China supports new academy for science and technology

In cooperation with China, Algeria plans to set up an academy for science and technology, in an effort to boost the role of research in developing a knowledge-based economy.

The new academy was one of the projects included in a 4 September China-Algeria science, technology and higher education cooperation agreement, according to a report published by China Network.

Algeria is yet to make substantive progress in its performance in higher education, science, technology and innovation, according to the Global Competitiveness Report of the Geneva-based World Economic Forum, published on 2 September.

The report indicated that the most problematic factors for doing business in Algeria were an inadequately educated workforce and insufficient capacity to innovate.

It placed Algeria at 61 out of 144 countries for the availability of scientists and engineers, 78 for tertiary enrolment, 98 for higher education and training, 113 for maths and science education, 114 for the quality of the education system, 127 for the quality of research institutions, 128 for innovation, 129 for technological readiness and 137 for university-industry collaboration.

Scientific workforce shortages were highlighted by a map showing the distribution of researchers per million inhabitants by country, which indicated that Algeria has 170 researchers per million inhabitants – well below the world average of 1,080.

Science academy

The new academy will act as a collective hub to organise scientific endeavours as well as motivate, support and reward excellence in scientific research.
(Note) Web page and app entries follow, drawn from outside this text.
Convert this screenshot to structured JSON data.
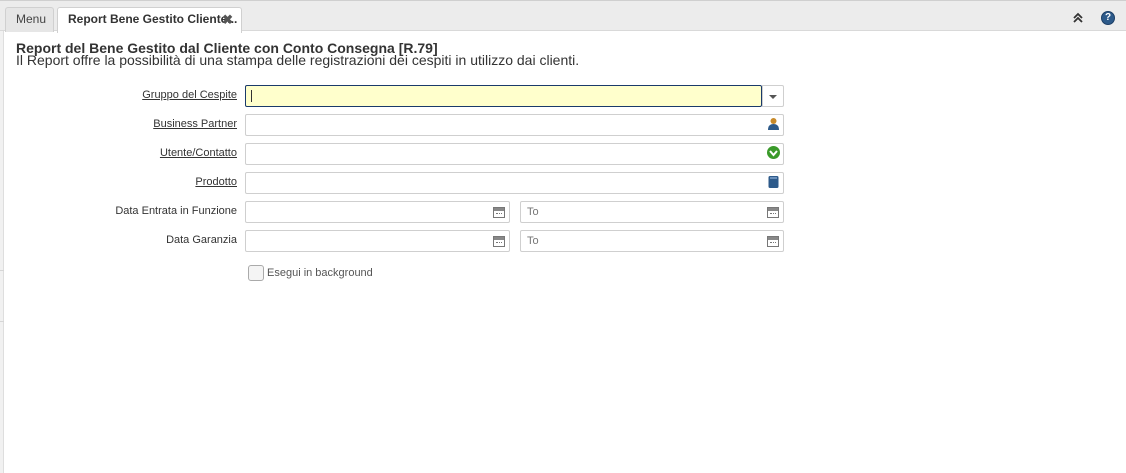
{
  "tabs": {
    "menu_label": "Menu",
    "active_label": "Report Bene Gestito Cliente...",
    "close_symbol": "✖"
  },
  "header": {
    "help_symbol": "?"
  },
  "report": {
    "title": "Report del Bene Gestito dal Cliente con Conto Consegna [R.79]",
    "description": "Il Report offre la possibilità di una stampa delle registrazioni dei cespiti in utilizzo dai clienti."
  },
  "form": {
    "gruppo_label": "Gruppo del Cespite",
    "gruppo_value": "",
    "bp_label": "Business Partner",
    "bp_value": "",
    "utente_label": "Utente/Contatto",
    "utente_value": "",
    "prodotto_label": "Prodotto",
    "prodotto_value": "",
    "data_entrata_label": "Data Entrata in Funzione",
    "data_garanzia_label": "Data Garanzia",
    "to_placeholder": "To",
    "background_label": "Esegui in background",
    "background_checked": false
  },
  "icons": {
    "collapse": "double-chevron-up-icon",
    "help": "help-icon",
    "dropdown": "chevron-down-icon",
    "bp": "business-partner-icon",
    "user": "user-contact-icon",
    "product": "product-icon",
    "calendar": "calendar-icon"
  },
  "colors": {
    "active_field_bg": "#ffffcc",
    "active_field_border": "#1a3a6a",
    "help_icon": "#2d5a8a",
    "user_icon": "#3a9a2a",
    "bp_icon": "#c88a2a",
    "product_icon": "#2d5a8a"
  }
}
It will act as a think-tank that brings together multidisciplinary expertise to advise policy-makers on how to address present challenges facing Algeria, and to help envision strategies for driving future development including, crucially, critiquing science policies.

To do that, the academy will focus on tasks including contributing to the progress of sciences and technologies and their applications, improving the teaching of science and technology from primary schools to universities, and providing consultative services on knowledge, technology development and transfer.
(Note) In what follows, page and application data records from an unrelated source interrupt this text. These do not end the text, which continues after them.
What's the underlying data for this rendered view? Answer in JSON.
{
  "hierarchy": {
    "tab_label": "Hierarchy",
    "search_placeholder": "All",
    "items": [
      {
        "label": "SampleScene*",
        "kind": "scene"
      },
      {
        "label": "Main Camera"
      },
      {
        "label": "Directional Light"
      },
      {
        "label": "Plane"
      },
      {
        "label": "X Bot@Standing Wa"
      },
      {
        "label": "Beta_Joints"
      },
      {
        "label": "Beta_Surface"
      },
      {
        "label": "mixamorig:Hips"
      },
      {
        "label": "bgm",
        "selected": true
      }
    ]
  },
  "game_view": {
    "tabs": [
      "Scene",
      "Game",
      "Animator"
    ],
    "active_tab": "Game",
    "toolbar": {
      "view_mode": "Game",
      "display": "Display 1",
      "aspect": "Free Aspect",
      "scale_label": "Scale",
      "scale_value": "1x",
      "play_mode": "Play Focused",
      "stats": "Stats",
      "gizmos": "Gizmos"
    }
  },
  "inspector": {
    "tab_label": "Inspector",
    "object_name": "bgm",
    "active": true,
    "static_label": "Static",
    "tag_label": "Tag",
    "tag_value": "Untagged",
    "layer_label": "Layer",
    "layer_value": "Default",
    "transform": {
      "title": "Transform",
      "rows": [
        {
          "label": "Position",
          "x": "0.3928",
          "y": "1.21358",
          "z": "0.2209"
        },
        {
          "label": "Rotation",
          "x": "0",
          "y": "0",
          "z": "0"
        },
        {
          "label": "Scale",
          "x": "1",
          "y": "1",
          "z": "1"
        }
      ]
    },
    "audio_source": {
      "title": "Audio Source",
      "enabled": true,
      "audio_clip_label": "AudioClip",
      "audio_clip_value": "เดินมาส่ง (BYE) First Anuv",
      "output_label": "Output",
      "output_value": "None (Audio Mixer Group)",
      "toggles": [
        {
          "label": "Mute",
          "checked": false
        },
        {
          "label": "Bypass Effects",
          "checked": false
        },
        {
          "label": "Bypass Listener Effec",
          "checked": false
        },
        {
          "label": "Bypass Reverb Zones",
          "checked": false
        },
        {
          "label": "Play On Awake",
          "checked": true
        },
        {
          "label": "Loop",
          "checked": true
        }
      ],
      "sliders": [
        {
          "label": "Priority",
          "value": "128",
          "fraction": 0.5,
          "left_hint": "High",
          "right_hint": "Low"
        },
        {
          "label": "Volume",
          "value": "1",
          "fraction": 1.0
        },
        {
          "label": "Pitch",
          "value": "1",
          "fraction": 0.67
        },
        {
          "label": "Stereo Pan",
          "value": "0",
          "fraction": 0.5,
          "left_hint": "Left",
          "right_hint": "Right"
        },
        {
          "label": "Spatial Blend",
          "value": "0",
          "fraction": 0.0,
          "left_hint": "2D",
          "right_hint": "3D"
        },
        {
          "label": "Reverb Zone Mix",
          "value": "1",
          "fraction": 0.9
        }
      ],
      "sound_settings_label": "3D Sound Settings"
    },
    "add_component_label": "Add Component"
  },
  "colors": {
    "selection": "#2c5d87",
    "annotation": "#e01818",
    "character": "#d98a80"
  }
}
It will also: promote international collaboration; support the publication of a magazine to disseminate new results to national and international scientific communities; participate in scientific debate on major topical issues; organise conferences; grant awards and medals; and organise meetings between researchers and politicians to promote the interaction of science with society.

Further cooperation projects

Under the China-Algeria higher education cooperation agreement, exchange of students and university staff will be developed and there will be postdoctoral training and the development of enhanced partnerships between universities in the two countries.

The agreement also includes organising seminars and symposia on major challenges facing higher education, and developing joint projects between research teams in Chinese and Algerian universities.

China and Algeria agreed to work on structured research projects centred on social concerns and major economic common interests as well as the development of the Chinese language in Algeria.

Expert's view

Sadallah Boubaker-Khaled, a professor of mathematics at École Normale Supérieure in Algiers, welcomed the cooperation agreement but was less sure about the Algerian academy of science and technology.

“Scientific and higher education cooperation is a welcome approach with all countries in the East and West for knowledge, technology and best practices transfer – especially with China which is experiencing matchless progress.”

Regarding the science academy, Boubaker-Khaled told University World News that given the inception of the initiative and the way it was proceeding, “I do not see that it would be successful because of the political nature of the project”.

“The political nature of any academic work kills it and this is what we are witnessing in the Algerian Arabic Language Academy, as an example.”

There should be no political element if an independent scientific academy was to be set up, free of governmental control, to act as a hub to guide the development of higher education and research.

“Not only academics working at the presidency, but also the wider community of Algerian academics, scientists and researchers in and outside Algeria should come together in unity to ensure an appropriate foundation of an academy that should ultimately be theirs,” Boubaker-Khaled concluded.